### Work to be completed
Set down only these lines, exactly: the line containing "What's the underlying" and all lines through the end of the data below. Omit pictures.

######

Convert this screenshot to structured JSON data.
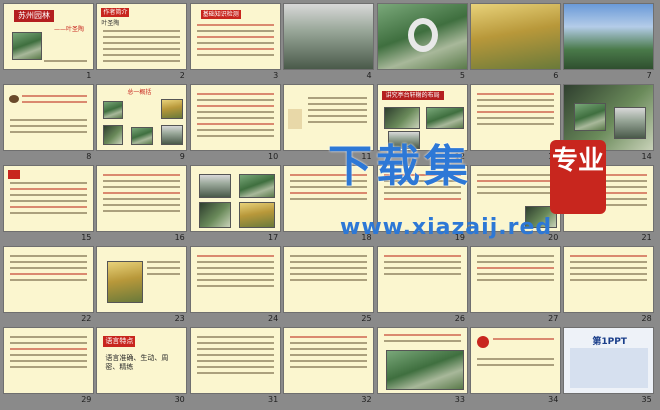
{
  "thumbnails": [
    {
      "num": "1",
      "title": "苏州园林",
      "subtitle": "——叶圣陶",
      "style": "paper"
    },
    {
      "num": "2",
      "title": "作者简介",
      "subtitle": "叶圣陶",
      "style": "paper"
    },
    {
      "num": "3",
      "title": "基础知识检测",
      "subtitle": "",
      "style": "paper"
    },
    {
      "num": "4",
      "title": "",
      "subtitle": "",
      "style": "photo-gray"
    },
    {
      "num": "5",
      "title": "",
      "subtitle": "",
      "style": "photo-green"
    },
    {
      "num": "6",
      "title": "",
      "subtitle": "",
      "style": "photo-gold"
    },
    {
      "num": "7",
      "title": "",
      "subtitle": "",
      "style": "photo-blue"
    },
    {
      "num": "8",
      "title": "",
      "subtitle": "",
      "style": "paper"
    },
    {
      "num": "9",
      "title": "总一概括",
      "subtitle": "",
      "style": "paper"
    },
    {
      "num": "10",
      "title": "",
      "subtitle": "",
      "style": "paper"
    },
    {
      "num": "11",
      "title": "讲究亭台轩榭的布局",
      "subtitle": "",
      "style": "paper"
    },
    {
      "num": "12",
      "title": "",
      "subtitle": "",
      "style": "paper"
    },
    {
      "num": "13",
      "title": "",
      "subtitle": "",
      "style": "photo-green"
    },
    {
      "num": "14",
      "title": "",
      "subtitle": "",
      "style": "paper"
    },
    {
      "num": "15",
      "title": "",
      "subtitle": "",
      "style": "paper"
    },
    {
      "num": "16",
      "title": "",
      "subtitle": "",
      "style": "paper"
    },
    {
      "num": "17",
      "title": "",
      "subtitle": "",
      "style": "paper"
    },
    {
      "num": "18",
      "title": "",
      "subtitle": "",
      "style": "paper"
    },
    {
      "num": "19",
      "title": "",
      "subtitle": "",
      "style": "paper"
    },
    {
      "num": "20",
      "title": "",
      "subtitle": "",
      "style": "paper"
    },
    {
      "num": "21",
      "title": "",
      "subtitle": "",
      "style": "paper"
    },
    {
      "num": "22",
      "title": "",
      "subtitle": "",
      "style": "paper"
    },
    {
      "num": "23",
      "title": "",
      "subtitle": "",
      "style": "paper"
    },
    {
      "num": "24",
      "title": "",
      "subtitle": "",
      "style": "paper"
    },
    {
      "num": "25",
      "title": "",
      "subtitle": "",
      "style": "paper"
    },
    {
      "num": "26",
      "title": "",
      "subtitle": "",
      "style": "paper"
    },
    {
      "num": "27",
      "title": "",
      "subtitle": "",
      "style": "paper"
    },
    {
      "num": "28",
      "title": "",
      "subtitle": "",
      "style": "paper"
    },
    {
      "num": "29",
      "title": "",
      "subtitle": "",
      "style": "paper"
    },
    {
      "num": "30",
      "title": "语言特点",
      "subtitle": "语言准确、生动、周密、精练",
      "style": "paper"
    },
    {
      "num": "31",
      "title": "",
      "subtitle": "",
      "style": "paper"
    },
    {
      "num": "32",
      "title": "",
      "subtitle": "",
      "style": "paper"
    },
    {
      "num": "33",
      "title": "",
      "subtitle": "",
      "style": "paper"
    },
    {
      "num": "34",
      "title": "",
      "subtitle": "",
      "style": "paper"
    },
    {
      "num": "35",
      "title": "第1PPT",
      "subtitle": "",
      "style": "logo"
    }
  ],
  "watermark": {
    "title": "下载集",
    "url": "www.xiazaij.red",
    "seal": "专业"
  },
  "colors": {
    "accent": "#c8261e",
    "watermark": "#2d78d6",
    "background": "#8a8a8a",
    "paper": "#fbf6cf"
  }
}
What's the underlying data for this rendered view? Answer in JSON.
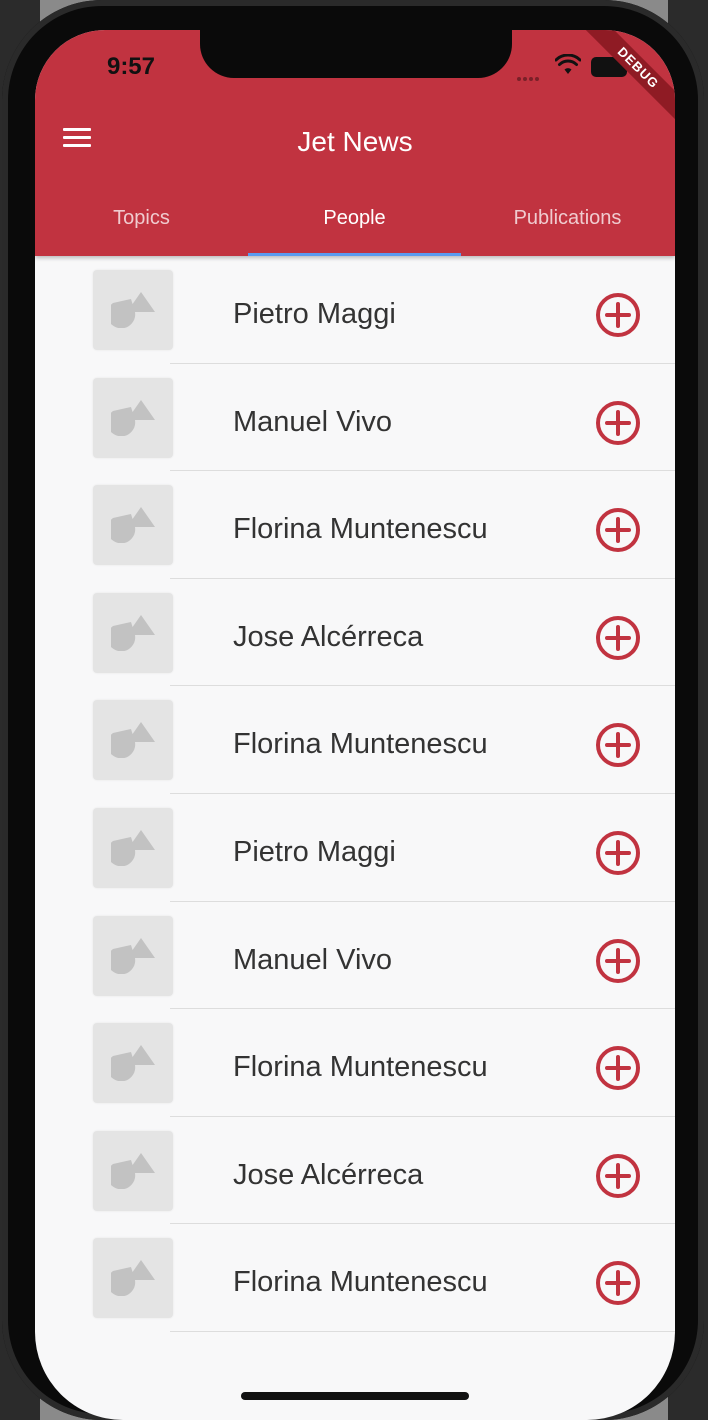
{
  "status_bar": {
    "time": "9:57"
  },
  "debug_banner": "DEBUG",
  "app_bar": {
    "title": "Jet News",
    "menu_icon": "hamburger-menu-icon"
  },
  "tabs": [
    {
      "label": "Topics",
      "active": false
    },
    {
      "label": "People",
      "active": true
    },
    {
      "label": "Publications",
      "active": false
    }
  ],
  "people": [
    {
      "name": "Pietro Maggi"
    },
    {
      "name": "Manuel Vivo"
    },
    {
      "name": "Florina Muntenescu"
    },
    {
      "name": "Jose Alcérreca"
    },
    {
      "name": "Florina Muntenescu"
    },
    {
      "name": "Pietro Maggi"
    },
    {
      "name": "Manuel Vivo"
    },
    {
      "name": "Florina Muntenescu"
    },
    {
      "name": "Jose Alcérreca"
    },
    {
      "name": "Florina Muntenescu"
    }
  ],
  "colors": {
    "app_bar": "#c13340",
    "accent": "#c13340",
    "tab_indicator": "#5b9bf0",
    "background": "#f8f8f9"
  },
  "icons": {
    "follow": "add-circle-outline-icon",
    "thumbnail": "image-placeholder-icon"
  }
}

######

### Task response
What's the underlying data for this rendered view? Answer in JSON.
{
  "status_bar": {
    "time": "9:57"
  },
  "debug_banner": "DEBUG",
  "app_bar": {
    "title": "Jet News",
    "menu_icon": "hamburger-menu-icon"
  },
  "tabs": [
    {
      "label": "Topics",
      "active": false
    },
    {
      "label": "People",
      "active": true
    },
    {
      "label": "Publications",
      "active": false
    }
  ],
  "people": [
    {
      "name": "Pietro Maggi"
    },
    {
      "name": "Manuel Vivo"
    },
    {
      "name": "Florina Muntenescu"
    },
    {
      "name": "Jose Alcérreca"
    },
    {
      "name": "Florina Muntenescu"
    },
    {
      "name": "Pietro Maggi"
    },
    {
      "name": "Manuel Vivo"
    },
    {
      "name": "Florina Muntenescu"
    },
    {
      "name": "Jose Alcérreca"
    },
    {
      "name": "Florina Muntenescu"
    }
  ],
  "colors": {
    "app_bar": "#c13340",
    "accent": "#c13340",
    "tab_indicator": "#5b9bf0",
    "background": "#f8f8f9"
  },
  "icons": {
    "follow": "add-circle-outline-icon",
    "thumbnail": "image-placeholder-icon"
  }
}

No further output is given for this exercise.